    Sad APSA press releases clearly aren’t enough. We need to use the bureaucracies of our universities – administrators, lobbyists (if we have them), alumni, etc. – to defend us. Emailing our elected officials on our own isn’t enough, clearly. We should think more about bringing our elected officials to our departments/campuses more to expose them to what we do. Bottom line, we need to advertise ourselves and our research better.

    And we need a better frame. This isn’t about “silencing academics.” It’s about hurting universities – their ability to attract money, talented professors, good students, and prestige. Especially smaller schools that don’t have big endowments. And we will make it clear to our students how this hurts them and their educations. We do have platforms, after all. We can all do better together.

  4. polisci March 22, 2013 at 5:44 pm #

    “Take any urgent policy question—school choice, taxation, global warming—and you will find a multitude of quarreling voices, each trying to shout down the others.”

    Not really in APSR or many other political science journals. Still, the Coburn amendment is a cowardly piece of legislation.

  5. Mitch March 22, 2013 at 7:13 pm #

    As I just mentioned as a comment on Koger’s post:

    For a bunch of political scientists, it’s amazing how little every poly sci poster and tweeter knows about the U.S. Senate.

    What happened here is simple: One Senator had a hobby-horse issue he attached to a must-pass piece of legislature. No other Senator cared enough about the issue to block him, so both the issue and the legislation became law. When every individual Senator can be a veto player, Senators will hesitate to use the veto for must-pass legislation unless the benefit of the veto outweighs the benefit of the legislation to them personally.


    So the following questions are wrong:
    1.) How could (party X) be so extreme ideologically as to do this?
    2.) How could (party non-X) care so less about Science not to stop this?
    3.) How could the Senate as a group so meddle in the bureaucracy’s funding of Science?

    By the way, party X seems to always be the party the commentator is NOT a member of. This is such a cliche that I won’t bother to cite “Partisan Hearts and Minds” here.

  6. Lloyd Etheredge March 23, 2013 at 12:26 pm #

    Political independence at NSF has eroded since the Reagan years when OMB Director Stockman launched his pre-emptive strike and threatened to zero-out all behavioral science in the federal budget. For example: Governor Romney’s theory of a dependency syndrome (undermining motivation and a willingness to take responsibility for their lives of 47% of the American people) has been a testable and public Republican claim that has been prominent since Reagan. There have been several rounds of recommendations to create national rapid learning about such ideological claims using the model of the Michelson-Morley experiment in physics, all of them disappearing at NSF. National probability samples with reliable measures of motivation, hierarchical imagery, etc. could be informative to Republicans like Governor Romney and Paul Ryan, who apparently are sincere. Yes, we do need a lot more social science designed for rapid learning.

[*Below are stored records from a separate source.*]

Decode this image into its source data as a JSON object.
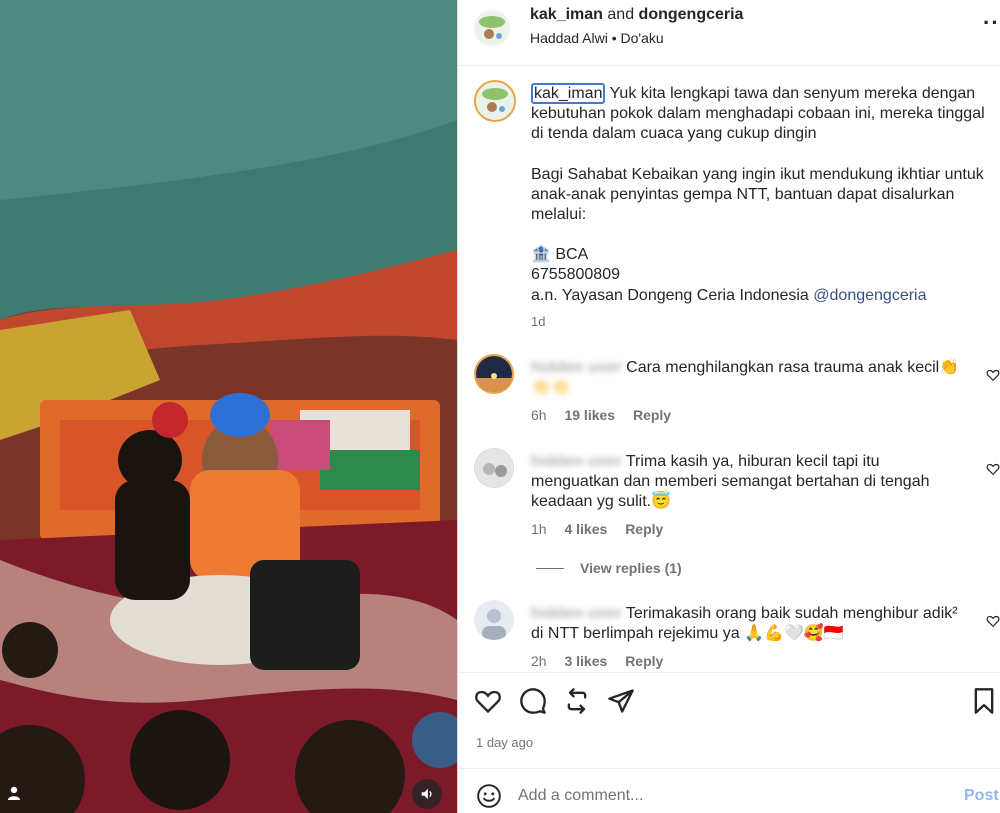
{
  "media": {
    "user_tag_icon": "user-tag-icon",
    "mute_icon": "speaker-icon"
  },
  "header": {
    "author": "kak_iman",
    "joiner": "and",
    "coauthor": "dongengceria",
    "subtitle_artist": "Haddad Alwi",
    "subtitle_separator": "•",
    "subtitle_song": "Do'aku",
    "more_icon": "more-options-icon"
  },
  "caption": {
    "username": "kak_iman",
    "line1": "Yuk kita lengkapi tawa dan senyum mereka dengan kebutuhan pokok dalam menghadapi cobaan ini, mereka tinggal di tenda dalam cuaca yang cukup dingin",
    "line2": "Bagi Sahabat Kebaikan yang ingin ikut mendukung ikhtiar untuk anak-anak penyintas gempa NTT, bantuan dapat disalurkan melalui:",
    "bank": "🏦 BCA",
    "account": "6755800809",
    "account_name": "a.n. Yayasan Dongeng Ceria Indonesia",
    "mention": "@dongengceria",
    "time": "1d"
  },
  "comments": [
    {
      "username": "hidden user",
      "text": "Cara menghilangkan rasa trauma anak kecil👏",
      "text2": "👏👏",
      "time": "6h",
      "likes": "19 likes",
      "reply": "Reply"
    },
    {
      "username": "hidden user",
      "text": "Trima kasih ya, hiburan kecil tapi itu menguatkan dan memberi semangat bertahan di tengah keadaan yg sulit.😇",
      "time": "1h",
      "likes": "4 likes",
      "reply": "Reply"
    },
    {
      "username": "hidden user",
      "text": "Terimakasih orang baik sudah menghibur adik² di NTT berlimpah rejekimu ya 🙏💪🤍🥰🇮🇩",
      "time": "2h",
      "likes": "3 likes",
      "reply": "Reply"
    }
  ],
  "view_replies": "View replies (1)",
  "actions": {
    "like_icon": "heart-icon",
    "comment_icon": "comment-icon",
    "share_icon": "repost-icon",
    "send_icon": "send-icon",
    "save_icon": "bookmark-icon"
  },
  "posted_ago": "1 day ago",
  "add_comment": {
    "placeholder": "Add a comment...",
    "post_label": "Post"
  }
}
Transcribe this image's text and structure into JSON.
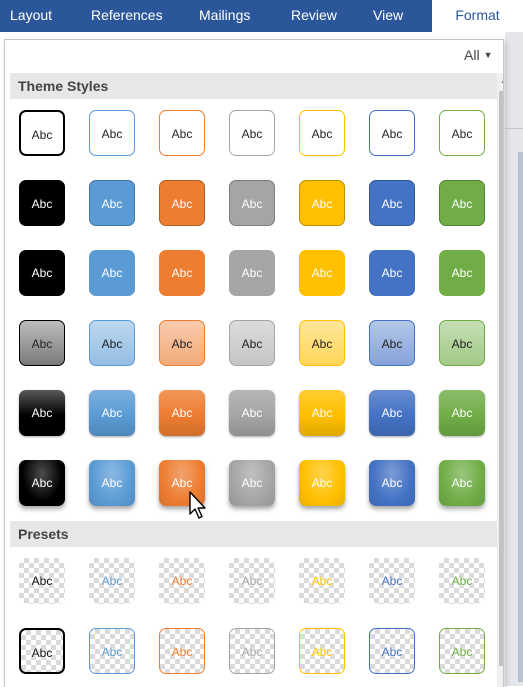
{
  "ribbon": {
    "tabs": [
      "Layout",
      "References",
      "Mailings",
      "Review",
      "View",
      "Format"
    ],
    "active_tab": "Format",
    "color": "#2b579a"
  },
  "gallery": {
    "filter_label": "All",
    "filter_icon": "dropdown-caret-icon",
    "theme_styles_header": "Theme Styles",
    "presets_header": "Presets",
    "tile_text": "Abc",
    "theme_colors": [
      "#000000",
      "#5b9bd5",
      "#ed7d31",
      "#a5a5a5",
      "#ffc000",
      "#4472c4",
      "#70ad47"
    ],
    "theme_style_rows": [
      "outline",
      "filled",
      "filled-no-border",
      "light-gradient",
      "gradient",
      "bevel"
    ],
    "preset_rows": [
      "transparent",
      "transparent-outline"
    ],
    "hovered_tile": {
      "row": 6,
      "column": 3
    }
  },
  "icons": {
    "pointer": "mouse-pointer-icon",
    "scroll_up": "scroll-up-arrow-icon"
  }
}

  7. Talmadge East March 24, 2013 at 2:50 am #

    Dan Drezner’s piece for is also worth a look.